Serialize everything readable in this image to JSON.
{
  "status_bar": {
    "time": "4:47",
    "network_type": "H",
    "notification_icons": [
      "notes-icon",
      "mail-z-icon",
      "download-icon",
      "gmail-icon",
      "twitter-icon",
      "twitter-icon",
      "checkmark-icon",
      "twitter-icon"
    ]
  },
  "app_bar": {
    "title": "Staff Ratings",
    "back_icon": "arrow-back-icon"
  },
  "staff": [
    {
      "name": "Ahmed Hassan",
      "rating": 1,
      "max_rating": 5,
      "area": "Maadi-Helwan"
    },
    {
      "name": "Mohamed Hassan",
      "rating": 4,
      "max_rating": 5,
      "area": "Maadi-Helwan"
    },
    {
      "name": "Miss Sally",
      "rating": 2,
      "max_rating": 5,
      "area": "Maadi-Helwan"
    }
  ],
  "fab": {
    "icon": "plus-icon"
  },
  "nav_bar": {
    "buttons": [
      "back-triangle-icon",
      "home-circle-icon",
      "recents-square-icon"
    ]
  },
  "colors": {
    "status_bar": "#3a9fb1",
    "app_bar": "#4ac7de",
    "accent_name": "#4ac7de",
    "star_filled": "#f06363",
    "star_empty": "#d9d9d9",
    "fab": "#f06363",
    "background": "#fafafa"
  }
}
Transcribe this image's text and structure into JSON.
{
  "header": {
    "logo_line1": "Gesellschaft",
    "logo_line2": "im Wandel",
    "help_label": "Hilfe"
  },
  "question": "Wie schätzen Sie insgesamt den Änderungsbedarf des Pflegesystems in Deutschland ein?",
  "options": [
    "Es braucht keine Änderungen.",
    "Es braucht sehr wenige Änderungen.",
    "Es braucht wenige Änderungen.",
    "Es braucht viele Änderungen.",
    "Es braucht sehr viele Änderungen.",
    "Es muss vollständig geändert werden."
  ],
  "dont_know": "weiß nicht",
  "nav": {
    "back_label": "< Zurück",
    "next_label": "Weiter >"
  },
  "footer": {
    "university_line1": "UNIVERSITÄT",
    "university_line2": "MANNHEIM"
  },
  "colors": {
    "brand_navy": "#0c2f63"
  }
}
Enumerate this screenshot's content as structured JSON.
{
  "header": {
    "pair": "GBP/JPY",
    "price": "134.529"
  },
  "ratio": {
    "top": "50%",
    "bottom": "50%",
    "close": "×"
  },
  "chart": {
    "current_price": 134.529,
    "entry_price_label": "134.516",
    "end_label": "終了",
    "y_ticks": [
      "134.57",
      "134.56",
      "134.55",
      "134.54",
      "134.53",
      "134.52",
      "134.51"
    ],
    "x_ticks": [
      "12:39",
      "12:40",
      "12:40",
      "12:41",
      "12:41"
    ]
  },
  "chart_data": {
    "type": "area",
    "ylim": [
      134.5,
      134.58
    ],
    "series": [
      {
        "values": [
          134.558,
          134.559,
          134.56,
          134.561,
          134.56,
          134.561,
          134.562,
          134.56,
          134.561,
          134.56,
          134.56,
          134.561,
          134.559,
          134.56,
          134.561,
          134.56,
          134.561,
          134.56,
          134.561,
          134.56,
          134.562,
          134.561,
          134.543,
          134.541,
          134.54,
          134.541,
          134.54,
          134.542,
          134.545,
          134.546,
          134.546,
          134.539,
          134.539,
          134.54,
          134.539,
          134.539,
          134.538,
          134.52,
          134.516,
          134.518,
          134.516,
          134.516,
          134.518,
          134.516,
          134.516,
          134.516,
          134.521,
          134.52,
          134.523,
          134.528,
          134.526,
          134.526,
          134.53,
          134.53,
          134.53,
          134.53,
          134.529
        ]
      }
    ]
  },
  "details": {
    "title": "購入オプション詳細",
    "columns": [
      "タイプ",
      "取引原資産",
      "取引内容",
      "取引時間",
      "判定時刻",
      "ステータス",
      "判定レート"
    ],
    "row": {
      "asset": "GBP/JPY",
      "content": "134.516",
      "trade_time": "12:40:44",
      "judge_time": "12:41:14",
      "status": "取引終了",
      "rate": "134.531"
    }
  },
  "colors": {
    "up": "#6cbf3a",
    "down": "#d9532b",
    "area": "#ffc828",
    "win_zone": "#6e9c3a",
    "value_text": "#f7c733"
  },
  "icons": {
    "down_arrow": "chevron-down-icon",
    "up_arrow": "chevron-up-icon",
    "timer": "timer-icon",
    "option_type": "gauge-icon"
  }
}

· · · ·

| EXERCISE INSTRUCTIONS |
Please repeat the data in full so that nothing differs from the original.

| RESPONSE BOX |
Serialize everything readable in this image to JSON.
{
  "status_bar": {
    "time": "4:47",
    "network_type": "H",
    "notification_icons": [
      "notes-icon",
      "mail-z-icon",
      "download-icon",
      "gmail-icon",
      "twitter-icon",
      "twitter-icon",
      "checkmark-icon",
      "twitter-icon"
    ]
  },
  "app_bar": {
    "title": "Staff Ratings",
    "back_icon": "arrow-back-icon"
  },
  "staff": [
    {
      "name": "Ahmed Hassan",
      "rating": 1,
      "max_rating": 5,
      "area": "Maadi-Helwan"
    },
    {
      "name": "Mohamed Hassan",
      "rating": 4,
      "max_rating": 5,
      "area": "Maadi-Helwan"
    },
    {
      "name": "Miss Sally",
      "rating": 2,
      "max_rating": 5,
      "area": "Maadi-Helwan"
    }
  ],
  "fab": {
    "icon": "plus-icon"
  },
  "nav_bar": {
    "buttons": [
      "back-triangle-icon",
      "home-circle-icon",
      "recents-square-icon"
    ]
  },
  "colors": {
    "status_bar": "#3a9fb1",
    "app_bar": "#4ac7de",
    "accent_name": "#4ac7de",
    "star_filled": "#f06363",
    "star_empty": "#d9d9d9",
    "fab": "#f06363",
    "background": "#fafafa"
  }
}
Transcribe this image's text and structure into JSON.
{
  "header": {
    "logo_line1": "Gesellschaft",
    "logo_line2": "im Wandel",
    "help_label": "Hilfe"
  },
  "question": "Wie schätzen Sie insgesamt den Änderungsbedarf des Pflegesystems in Deutschland ein?",
  "options": [
    "Es braucht keine Änderungen.",
    "Es braucht sehr wenige Änderungen.",
    "Es braucht wenige Änderungen.",
    "Es braucht viele Änderungen.",
    "Es braucht sehr viele Änderungen.",
    "Es muss vollständig geändert werden."
  ],
  "dont_know": "weiß nicht",
  "nav": {
    "back_label": "< Zurück",
    "next_label": "Weiter >"
  },
  "footer": {
    "university_line1": "UNIVERSITÄT",
    "university_line2": "MANNHEIM"
  },
  "colors": {
    "brand_navy": "#0c2f63"
  }
}
Enumerate this screenshot's content as structured JSON.
{
  "header": {
    "pair": "GBP/JPY",
    "price": "134.529"
  },
  "ratio": {
    "top": "50%",
    "bottom": "50%",
    "close": "×"
  },
  "chart": {
    "current_price": 134.529,
    "entry_price_label": "134.516",
    "end_label": "終了",
    "y_ticks": [
      "134.57",
      "134.56",
      "134.55",
      "134.54",
      "134.53",
      "134.52",
      "134.51"
    ],
    "x_ticks": [
      "12:39",
      "12:40",
      "12:40",
      "12:41",
      "12:41"
    ]
  },
  "chart_data": {
    "type": "area",
    "ylim": [
      134.5,
      134.58
    ],
    "series": [
      {
        "values": [
          134.558,
          134.559,
          134.56,
          134.561,
          134.56,
          134.561,
          134.562,
          134.56,
          134.561,
          134.56,
          134.56,
          134.561,
          134.559,
          134.56,
          134.561,
          134.56,
          134.561,
          134.56,
          134.561,
          134.56,
          134.562,
          134.561,
          134.543,
          134.541,
          134.54,
          134.541,
          134.54,
          134.542,
          134.545,
          134.546,
          134.546,
          134.539,
          134.539,
          134.54,
          134.539,
          134.539,
          134.538,
          134.52,
          134.516,
          134.518,
          134.516,
          134.516,
          134.518,
          134.516,
          134.516,
          134.516,
          134.521,
          134.52,
          134.523,
          134.528,
          134.526,
          134.526,
          134.53,
          134.53,
          134.53,
          134.53,
          134.529
        ]
      }
    ]
  },
  "details": {
    "title": "購入オプション詳細",
    "columns": [
      "タイプ",
      "取引原資産",
      "取引内容",
      "取引時間",
      "判定時刻",
      "ステータス",
      "判定レート"
    ],
    "row": {
      "asset": "GBP/JPY",
      "content": "134.516",
      "trade_time": "12:40:44",
      "judge_time": "12:41:14",
      "status": "取引終了",
      "rate": "134.531"
    }
  },
  "colors": {
    "up": "#6cbf3a",
    "down": "#d9532b",
    "area": "#ffc828",
    "win_zone": "#6e9c3a",
    "value_text": "#f7c733"
  },
  "icons": {
    "down_arrow": "chevron-down-icon",
    "up_arrow": "chevron-up-icon",
    "timer": "timer-icon",
    "option_type": "gauge-icon"
  }
}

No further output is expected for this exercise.